Try it — The pictures do not belong in the copy. Restate all of the records word for word.
[[ Data for this task open ]]
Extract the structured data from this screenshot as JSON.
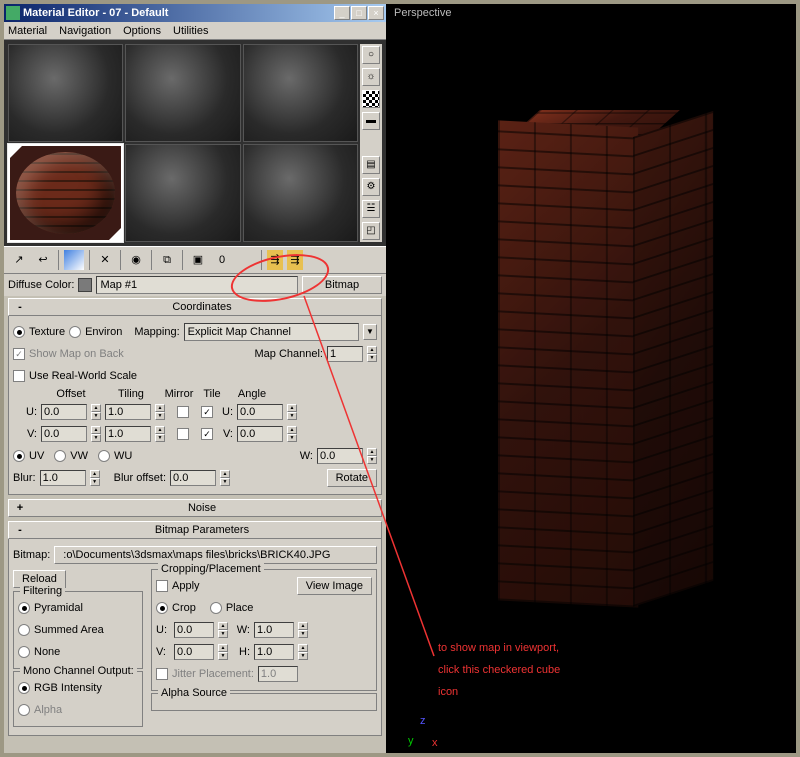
{
  "window": {
    "title": "Material Editor - 07 - Default"
  },
  "winbtns": {
    "min": "_",
    "max": "□",
    "close": "×"
  },
  "menu": {
    "material": "Material",
    "navigation": "Navigation",
    "options": "Options",
    "utilities": "Utilities"
  },
  "sideIcons": {
    "sample": "○",
    "back": "□",
    "checker": "▦",
    "light": "☼",
    "uv": "▬",
    "vid": "▤",
    "opt": "⚙",
    "preset": "☱",
    "cube": "◰"
  },
  "toolbar": {
    "pick": "↗",
    "back": "↩",
    "assign": "⬛",
    "sep": "|",
    "del": "✕",
    "sep2": "|",
    "make": "◉",
    "sep3": "|",
    "clone": "⧉",
    "sep4": "|",
    "put": "▣",
    "show0": "0",
    "showmap": "▦",
    "go": "⇶"
  },
  "mapRow": {
    "label": "Diffuse Color:",
    "swatch": "",
    "mapname": "Map #1",
    "btn": "Bitmap"
  },
  "rollups": {
    "coords": {
      "title": "Coordinates",
      "pm": "-"
    },
    "noise": {
      "title": "Noise",
      "pm": "+"
    },
    "bparams": {
      "title": "Bitmap Parameters",
      "pm": "-"
    }
  },
  "coords": {
    "texture": "Texture",
    "environ": "Environ",
    "mapping": "Mapping:",
    "mapChannelDD": "Explicit Map Channel",
    "showMap": "Show Map on Back",
    "mapChannel": "Map Channel:",
    "mapChVal": "1",
    "realWorld": "Use Real-World Scale",
    "offset": "Offset",
    "tiling": "Tiling",
    "mirror": "Mirror",
    "tile": "Tile",
    "angle": "Angle",
    "u": "U:",
    "v": "V:",
    "w": "W:",
    "u_off": "0.0",
    "u_til": "1.0",
    "u_ang": "0.0",
    "v_off": "0.0",
    "v_til": "1.0",
    "v_ang": "0.0",
    "w_ang": "0.0",
    "uv": "UV",
    "vw": "VW",
    "wu": "WU",
    "blur": "Blur:",
    "blurVal": "1.0",
    "blurOff": "Blur offset:",
    "blurOffVal": "0.0",
    "rotate": "Rotate"
  },
  "bparams": {
    "bitmap": "Bitmap:",
    "path": ":o\\Documents\\3dsmax\\maps files\\bricks\\BRICK40.JPG",
    "reload": "Reload",
    "cropping": "Cropping/Placement",
    "apply": "Apply",
    "viewimg": "View Image",
    "crop": "Crop",
    "place": "Place",
    "filtering": "Filtering",
    "pyramidal": "Pyramidal",
    "summed": "Summed Area",
    "none": "None",
    "u": "U:",
    "v": "V:",
    "w": "W:",
    "h": "H:",
    "uVal": "0.0",
    "vVal": "0.0",
    "wVal": "1.0",
    "hVal": "1.0",
    "jitter": "Jitter Placement:",
    "jVal": "1.0",
    "mono": "Mono Channel Output:",
    "rgb": "RGB Intensity",
    "alpha": "Alpha",
    "alphasrc": "Alpha Source"
  },
  "viewport": {
    "label": "Perspective"
  },
  "annotation": {
    "l1": "to show map in viewport,",
    "l2": "click this checkered cube",
    "l3": "icon"
  },
  "axis": {
    "x": "x",
    "y": "y",
    "z": "z"
  }
}
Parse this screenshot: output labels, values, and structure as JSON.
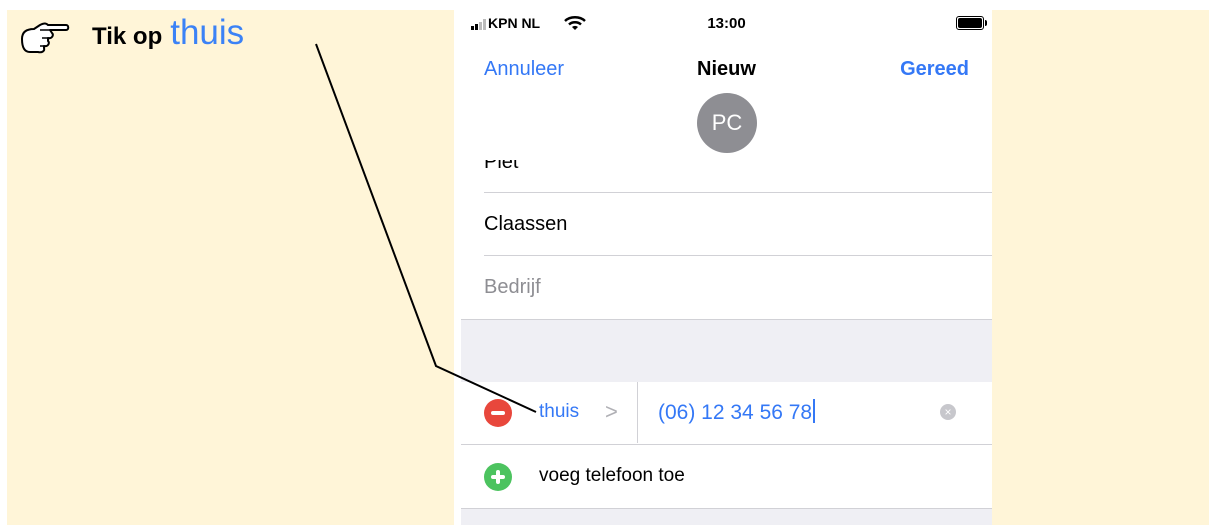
{
  "instruction": {
    "prefix": "Tik op",
    "highlight": "thuis",
    "pointer_icon": "hand-pointing-right-icon"
  },
  "status_bar": {
    "carrier": "KPN NL",
    "time": "13:00",
    "signal_icon": "signal-bars-icon",
    "wifi_icon": "wifi-icon",
    "battery_icon": "battery-icon"
  },
  "nav": {
    "cancel": "Annuleer",
    "title": "Nieuw",
    "done": "Gereed"
  },
  "avatar": {
    "initials": "PC"
  },
  "fields": {
    "first_name": "Piet",
    "last_name": "Claassen",
    "company_placeholder": "Bedrijf"
  },
  "phone": {
    "label": "thuis",
    "chevron": ">",
    "value": "(06) 12 34 56 78",
    "clear": "×"
  },
  "add_phone": {
    "label": "voeg telefoon toe"
  },
  "colors": {
    "accent": "#3478f6",
    "delete": "#e8473c",
    "add": "#4cc35f",
    "instruction_bg": "#fff5d8"
  }
}
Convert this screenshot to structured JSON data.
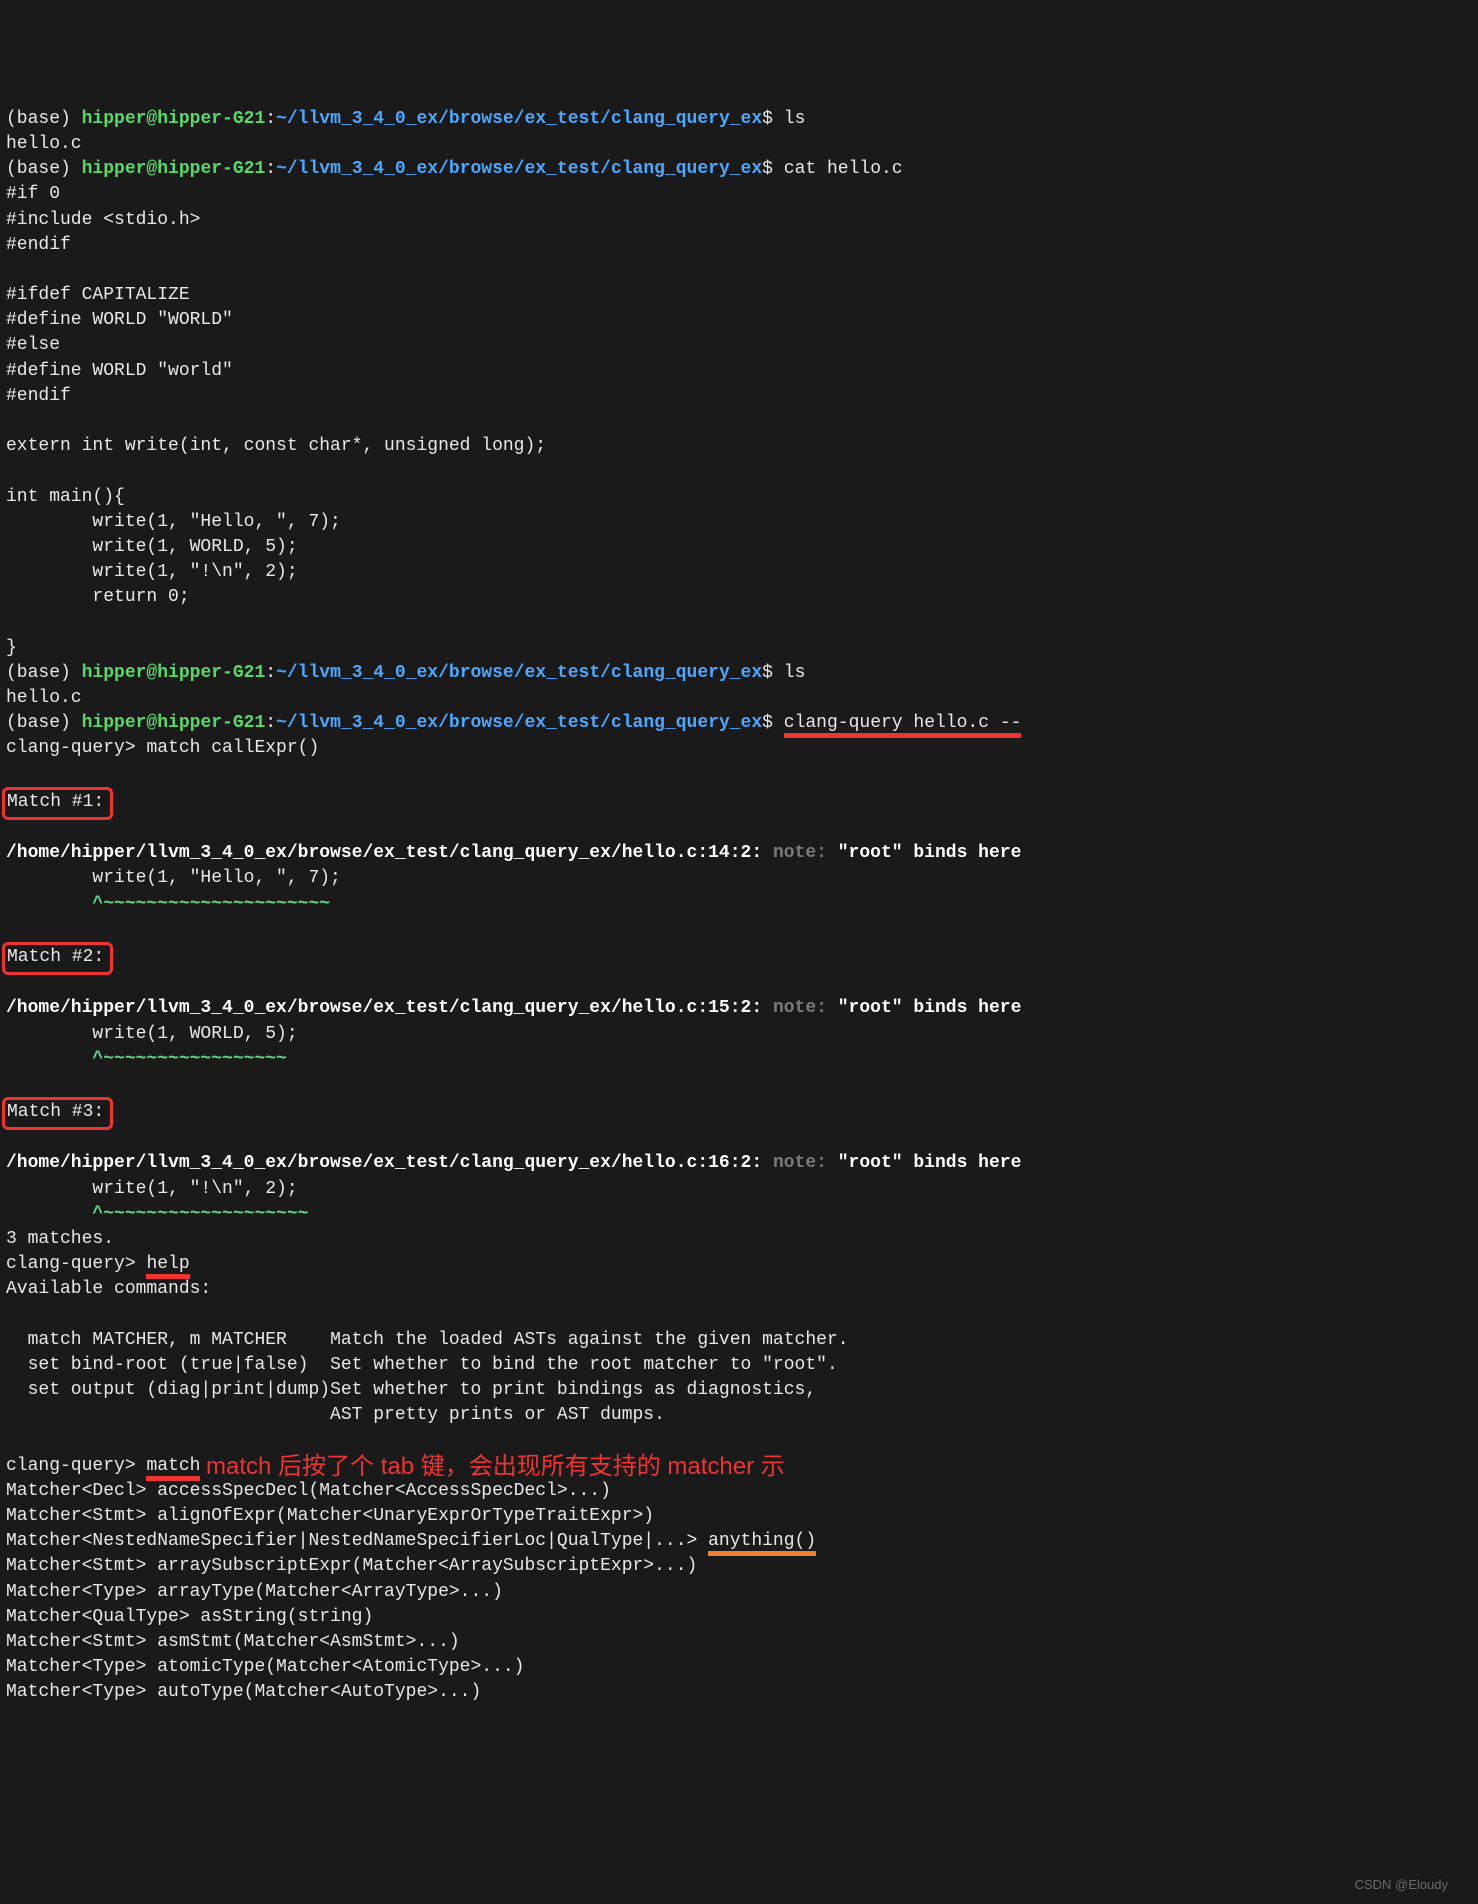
{
  "prompt": {
    "env": "(base) ",
    "userhost": "hipper@hipper-G21",
    "colon": ":",
    "cwd": "~/llvm_3_4_0_ex/browse/ex_test/clang_query_ex",
    "dollar": "$ "
  },
  "cmds": {
    "ls": "ls",
    "ls_out": "hello.c",
    "cat": "cat hello.c",
    "clang_query": "clang-query hello.c --",
    "cq_prompt": "clang-query> ",
    "match_call": "match callExpr()",
    "help": "help",
    "match": "match"
  },
  "src": {
    "l1": "#if 0",
    "l2": "#include <stdio.h>",
    "l3": "#endif",
    "l4": "",
    "l5": "#ifdef CAPITALIZE",
    "l6": "#define WORLD \"WORLD\"",
    "l7": "#else",
    "l8": "#define WORLD \"world\"",
    "l9": "#endif",
    "l10": "",
    "l11": "extern int write(int, const char*, unsigned long);",
    "l12": "",
    "l13": "int main(){",
    "l14": "        write(1, \"Hello, \", 7);",
    "l15": "        write(1, WORLD, 5);",
    "l16": "        write(1, \"!\\n\", 2);",
    "l17": "        return 0;",
    "l18": "",
    "l19": "}"
  },
  "match": {
    "m1": "Match #1:",
    "m2": "Match #2:",
    "m3": "Match #3:",
    "noteword": "note:",
    "note": " \"root\" binds here",
    "path1": "/home/hipper/llvm_3_4_0_ex/browse/ex_test/clang_query_ex/hello.c:14:2: ",
    "code1": "        write(1, \"Hello, \", 7);",
    "path2": "/home/hipper/llvm_3_4_0_ex/browse/ex_test/clang_query_ex/hello.c:15:2: ",
    "code2": "        write(1, WORLD, 5);",
    "path3": "/home/hipper/llvm_3_4_0_ex/browse/ex_test/clang_query_ex/hello.c:16:2: ",
    "code3": "        write(1, \"!\\n\", 2);",
    "tilde1": "        ^~~~~~~~~~~~~~~~~~~~~~",
    "tilde2": "        ^~~~~~~~~~~~~~~~~~",
    "tilde3": "        ^~~~~~~~~~~~~~~~~~~~",
    "count": "3 matches."
  },
  "help_out": {
    "header": "Available commands:",
    "r1a": "  match MATCHER, m MATCHER    ",
    "r1b": "Match the loaded ASTs against the given matcher.",
    "r2a": "  set bind-root (true|false)  ",
    "r2b": "Set whether to bind the root matcher to \"root\".",
    "r3a": "  set output (diag|print|dump)",
    "r3b": "Set whether to print bindings as diagnostics,",
    "r4b": "                              AST pretty prints or AST dumps."
  },
  "annotation": "match 后按了个 tab 键，会出现所有支持的 matcher 示",
  "matchers": {
    "l1": "Matcher<Decl> accessSpecDecl(Matcher<AccessSpecDecl>...)",
    "l2": "Matcher<Stmt> alignOfExpr(Matcher<UnaryExprOrTypeTraitExpr>)",
    "l3a": "Matcher<NestedNameSpecifier|NestedNameSpecifierLoc|QualType|...> ",
    "l3b": "anything()",
    "l4": "Matcher<Stmt> arraySubscriptExpr(Matcher<ArraySubscriptExpr>...)",
    "l5": "Matcher<Type> arrayType(Matcher<ArrayType>...)",
    "l6": "Matcher<QualType> asString(string)",
    "l7": "Matcher<Stmt> asmStmt(Matcher<AsmStmt>...)",
    "l8": "Matcher<Type> atomicType(Matcher<AtomicType>...)",
    "l9": "Matcher<Type> autoType(Matcher<AutoType>...)"
  },
  "watermark": "CSDN @Eloudy"
}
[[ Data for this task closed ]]
Response for this exercise —
Extract the structured data from this screenshot as JSON.
{
  "window": {
    "title": "Material Editor - 07 - Default"
  },
  "winbtns": {
    "min": "_",
    "max": "□",
    "close": "×"
  },
  "menu": {
    "material": "Material",
    "navigation": "Navigation",
    "options": "Options",
    "utilities": "Utilities"
  },
  "sideIcons": {
    "sample": "○",
    "back": "□",
    "checker": "▦",
    "light": "☼",
    "uv": "▬",
    "vid": "▤",
    "opt": "⚙",
    "preset": "☱",
    "cube": "◰"
  },
  "toolbar": {
    "pick": "↗",
    "back": "↩",
    "assign": "⬛",
    "sep": "|",
    "del": "✕",
    "sep2": "|",
    "make": "◉",
    "sep3": "|",
    "clone": "⧉",
    "sep4": "|",
    "put": "▣",
    "show0": "0",
    "showmap": "▦",
    "go": "⇶"
  },
  "mapRow": {
    "label": "Diffuse Color:",
    "swatch": "",
    "mapname": "Map #1",
    "btn": "Bitmap"
  },
  "rollups": {
    "coords": {
      "title": "Coordinates",
      "pm": "-"
    },
    "noise": {
      "title": "Noise",
      "pm": "+"
    },
    "bparams": {
      "title": "Bitmap Parameters",
      "pm": "-"
    }
  },
  "coords": {
    "texture": "Texture",
    "environ": "Environ",
    "mapping": "Mapping:",
    "mapChannelDD": "Explicit Map Channel",
    "showMap": "Show Map on Back",
    "mapChannel": "Map Channel:",
    "mapChVal": "1",
    "realWorld": "Use Real-World Scale",
    "offset": "Offset",
    "tiling": "Tiling",
    "mirror": "Mirror",
    "tile": "Tile",
    "angle": "Angle",
    "u": "U:",
    "v": "V:",
    "w": "W:",
    "u_off": "0.0",
    "u_til": "1.0",
    "u_ang": "0.0",
    "v_off": "0.0",
    "v_til": "1.0",
    "v_ang": "0.0",
    "w_ang": "0.0",
    "uv": "UV",
    "vw": "VW",
    "wu": "WU",
    "blur": "Blur:",
    "blurVal": "1.0",
    "blurOff": "Blur offset:",
    "blurOffVal": "0.0",
    "rotate": "Rotate"
  },
  "bparams": {
    "bitmap": "Bitmap:",
    "path": ":o\\Documents\\3dsmax\\maps files\\bricks\\BRICK40.JPG",
    "reload": "Reload",
    "cropping": "Cropping/Placement",
    "apply": "Apply",
    "viewimg": "View Image",
    "crop": "Crop",
    "place": "Place",
    "filtering": "Filtering",
    "pyramidal": "Pyramidal",
    "summed": "Summed Area",
    "none": "None",
    "u": "U:",
    "v": "V:",
    "w": "W:",
    "h": "H:",
    "uVal": "0.0",
    "vVal": "0.0",
    "wVal": "1.0",
    "hVal": "1.0",
    "jitter": "Jitter Placement:",
    "jVal": "1.0",
    "mono": "Mono Channel Output:",
    "rgb": "RGB Intensity",
    "alpha": "Alpha",
    "alphasrc": "Alpha Source"
  },
  "viewport": {
    "label": "Perspective"
  },
  "annotation": {
    "l1": "to show map in viewport,",
    "l2": "click this checkered cube",
    "l3": "icon"
  },
  "axis": {
    "x": "x",
    "y": "y",
    "z": "z"
  }
}
Parse this screenshot: output labels, values, and structure as JSON.
{
  "instruction": {
    "prefix": "Tik op",
    "highlight": "thuis",
    "pointer_icon": "hand-pointing-right-icon"
  },
  "status_bar": {
    "carrier": "KPN NL",
    "time": "13:00",
    "signal_icon": "signal-bars-icon",
    "wifi_icon": "wifi-icon",
    "battery_icon": "battery-icon"
  },
  "nav": {
    "cancel": "Annuleer",
    "title": "Nieuw",
    "done": "Gereed"
  },
  "avatar": {
    "initials": "PC"
  },
  "fields": {
    "first_name": "Piet",
    "last_name": "Claassen",
    "company_placeholder": "Bedrijf"
  },
  "phone": {
    "label": "thuis",
    "chevron": ">",
    "value": "(06) 12 34 56 78",
    "clear": "×"
  },
  "add_phone": {
    "label": "voeg telefoon toe"
  },
  "colors": {
    "accent": "#3478f6",
    "delete": "#e8473c",
    "add": "#4cc35f",
    "instruction_bg": "#fff5d8"
  }
}
Convert this screenshot to structured JSON data.
{
  "prompt": {
    "env": "(base) ",
    "userhost": "hipper@hipper-G21",
    "colon": ":",
    "cwd": "~/llvm_3_4_0_ex/browse/ex_test/clang_query_ex",
    "dollar": "$ "
  },
  "cmds": {
    "ls": "ls",
    "ls_out": "hello.c",
    "cat": "cat hello.c",
    "clang_query": "clang-query hello.c --",
    "cq_prompt": "clang-query> ",
    "match_call": "match callExpr()",
    "help": "help",
    "match": "match"
  },
  "src": {
    "l1": "#if 0",
    "l2": "#include <stdio.h>",
    "l3": "#endif",
    "l4": "",
    "l5": "#ifdef CAPITALIZE",
    "l6": "#define WORLD \"WORLD\"",
    "l7": "#else",
    "l8": "#define WORLD \"world\"",
    "l9": "#endif",
    "l10": "",
    "l11": "extern int write(int, const char*, unsigned long);",
    "l12": "",
    "l13": "int main(){",
    "l14": "        write(1, \"Hello, \", 7);",
    "l15": "        write(1, WORLD, 5);",
    "l16": "        write(1, \"!\\n\", 2);",
    "l17": "        return 0;",
    "l18": "",
    "l19": "}"
  },
  "match": {
    "m1": "Match #1:",
    "m2": "Match #2:",
    "m3": "Match #3:",
    "noteword": "note:",
    "note": " \"root\" binds here",
    "path1": "/home/hipper/llvm_3_4_0_ex/browse/ex_test/clang_query_ex/hello.c:14:2: ",
    "code1": "        write(1, \"Hello, \", 7);",
    "path2": "/home/hipper/llvm_3_4_0_ex/browse/ex_test/clang_query_ex/hello.c:15:2: ",
    "code2": "        write(1, WORLD, 5);",
    "path3": "/home/hipper/llvm_3_4_0_ex/browse/ex_test/clang_query_ex/hello.c:16:2: ",
    "code3": "        write(1, \"!\\n\", 2);",
    "tilde1": "        ^~~~~~~~~~~~~~~~~~~~~~",
    "tilde2": "        ^~~~~~~~~~~~~~~~~~",
    "tilde3": "        ^~~~~~~~~~~~~~~~~~~~",
    "count": "3 matches."
  },
  "help_out": {
    "header": "Available commands:",
    "r1a": "  match MATCHER, m MATCHER    ",
    "r1b": "Match the loaded ASTs against the given matcher.",
    "r2a": "  set bind-root (true|false)  ",
    "r2b": "Set whether to bind the root matcher to \"root\".",
    "r3a": "  set output (diag|print|dump)",
    "r3b": "Set whether to print bindings as diagnostics,",
    "r4b": "                              AST pretty prints or AST dumps."
  },
  "annotation": "match 后按了个 tab 键，会出现所有支持的 matcher 示",
  "matchers": {
    "l1": "Matcher<Decl> accessSpecDecl(Matcher<AccessSpecDecl>...)",
    "l2": "Matcher<Stmt> alignOfExpr(Matcher<UnaryExprOrTypeTraitExpr>)",
    "l3a": "Matcher<NestedNameSpecifier|NestedNameSpecifierLoc|QualType|...> ",
    "l3b": "anything()",
    "l4": "Matcher<Stmt> arraySubscriptExpr(Matcher<ArraySubscriptExpr>...)",
    "l5": "Matcher<Type> arrayType(Matcher<ArrayType>...)",
    "l6": "Matcher<QualType> asString(string)",
    "l7": "Matcher<Stmt> asmStmt(Matcher<AsmStmt>...)",
    "l8": "Matcher<Type> atomicType(Matcher<AtomicType>...)",
    "l9": "Matcher<Type> autoType(Matcher<AutoType>...)"
  },
  "watermark": "CSDN @Eloudy"
}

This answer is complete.